from the collection of: d. heidel

It was there.  It had always been there.  It had never been there before.  An aerosol can sitting on a park bench.

The bench looked out into nothing.  A bench that has no eyes can never really look out into anything anyway.  But if a bench is set with intention by persons who do have eyes, then we can say, “that bench is looking out over the water,” or, “this bench looks onto the park.”

This bench looked out into nothing, over nothing, onto nothing.

It was as if the blind God (who had created the persons who have eyes) had also set this bench: without direction.

It was there.

And so was the can that sat atop it: an ancient aerosol.  Hair spray?  Cooking spray?  Spray paint?  Impossible to tell.  The paint on the outside of the can was gone.  In its place, rust.  A thick coat of it.  Eating away at the integrity of the material.  The material that had been crafted, shaped, and assembled by the hands of some of those with eyes.  And now, look where that crafting and shaping and assembling had gotten this thing: it sat, wedding itself with oxygen, consummating this mating with fevered and slow-errupting blisters, (maybe) emptying its contents through some rupture along the now-gnarled seam.  It sat, broken by its marriage, sitting on a bench that looked out onto nothing. What was left to it?

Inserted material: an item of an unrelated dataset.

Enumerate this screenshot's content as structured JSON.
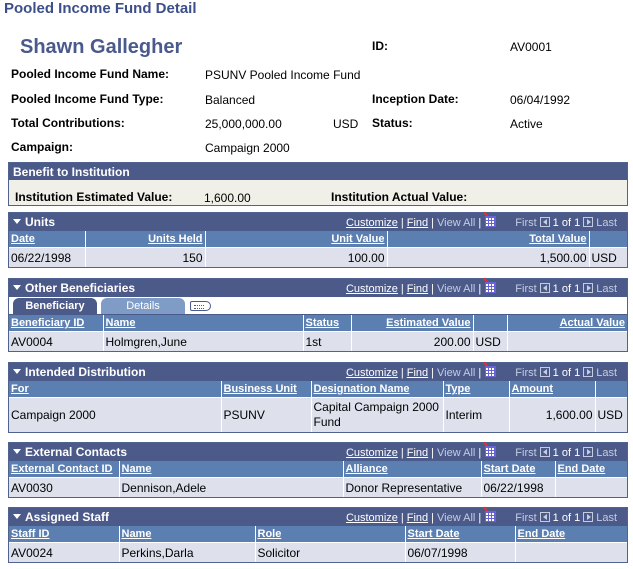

And so I raised my Crossman pellet gun.  I raised it because I had nothing else to do on a Tuesday evening.  I raised my Crossman pellet gun, stared down the barrel with one glistening, blue eye.  Sighting the post over the rear staddle, I lined up the can.  Squeezing the trigger, there was, for one beautiful moment, a bloom of orange as it erupted from the can – a child of men, of marriage, of intention; and then it evaporated and the evening smelled softly of Rustoleum.